Language is one of my big bugbears. Non commercial organisations (and even many commercial ones) battle with this. People working in non-profit organisations and research institutes often struggle to get their message out, because they fail to communicate in plain language.
Communicating in plain language is deceptively difficult. The end product might read really simply, but behind that there’s usually hours of work and lots of sweat and tears.
We’re all so used to communicating in jargon. Words like ’empowerment’, ‘capacity building’, and ‘marginalisation’ trip off our tongues. Not to mention the abbreviations and acronyms: “OVC, MDG, ART” … and so on and so forth.
One of my favourite books is called Gobbledygook, written by Don Watson. I heartily recommend it as a great argument in favour of plain language, with some great examples of what is wrong with all the jargon and cliches we use without thinking.
Watson refers to another of my favourite authors on the issue of plain language — George Orwell. Orwell was concerned with how politicians use language to obscure the truth and dull public thinking. He set this out brilliantly in an essay called Politics and the English Language. Read it here or see the Wikipedia article here.
If you don’t think language is a problem, think about this: how many of your friends and family understand just what it is you do for a living? If you work in the non-profit sector, the chances are good that those close to you don’t have a clue — and it’s because you can’t tell them, without using words such as ‘facilitating’, ‘encompassing’, ‘MDGs’, and ‘engagement’.
I like to do a little exercise with people called the ‘Cocktail Party’. People have to mingle in a room, introduce themselves to others and explain what it is they do — all without using any of the jargon they normally use. The listeners have to stop them every time they hear one of the forbidden words. It’s a great test and eye opener. So, what to do if you suffer from jargon-itis?

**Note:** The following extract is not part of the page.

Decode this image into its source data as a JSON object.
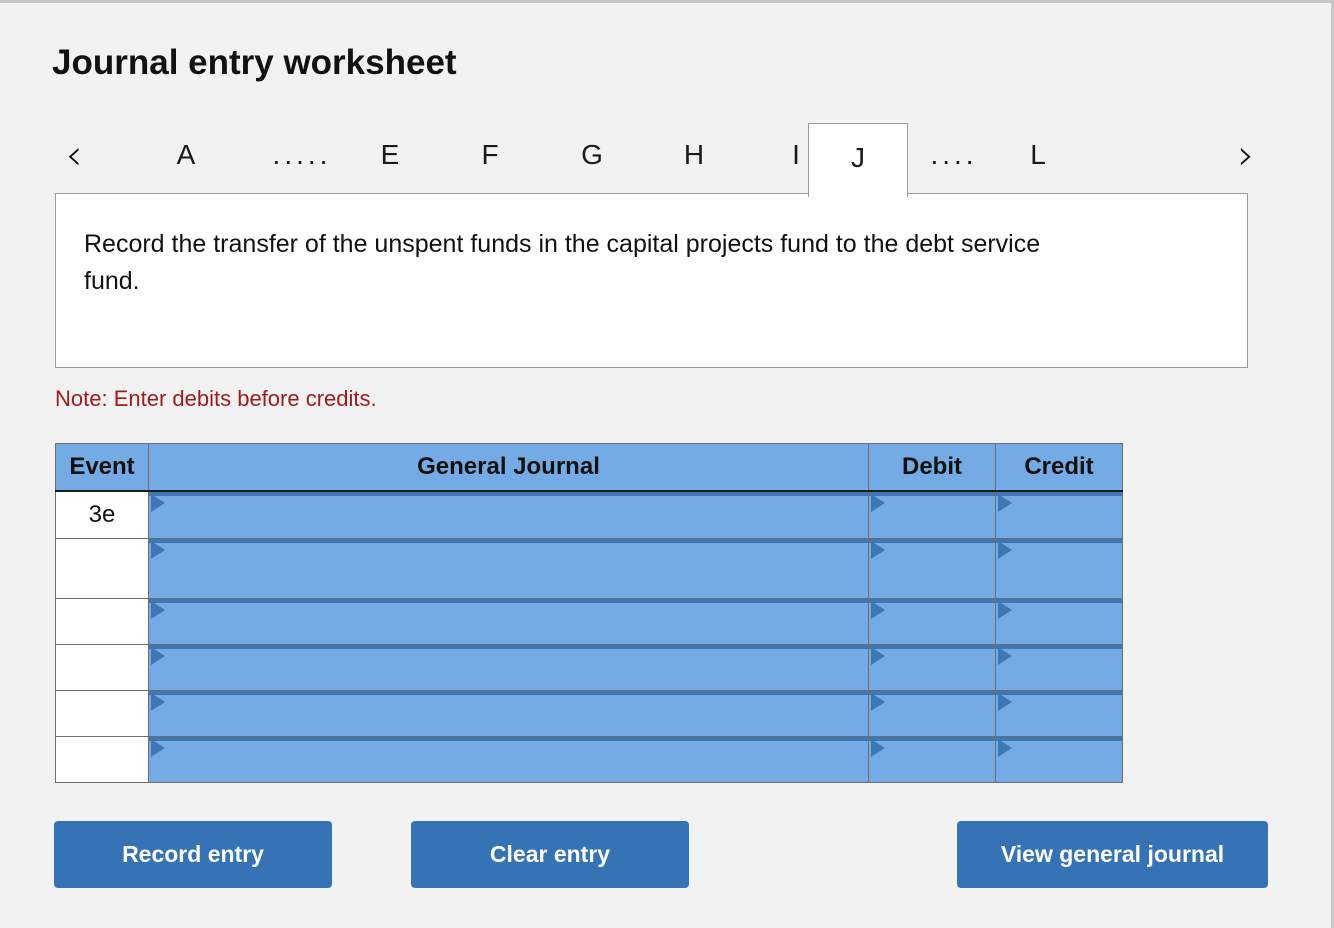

You can start by working out how to describe your job in plain language, using no more than two sentences.
If you’re stumped, George Orwell offers six rules that should help:
* Never use a metaphor, simile or other figure of speech which you are used to seeing in print.
* Never use a long word when a short one will do.
* If it is possible to cut a word out, always cut it out.
* Never use the passive where you can use the active.
* Never use a foreign phrase, a scientific word or a jargon word if you can think of an everyday English equivalent.
* Break any of these rules sooner than saying anything outright barbarous.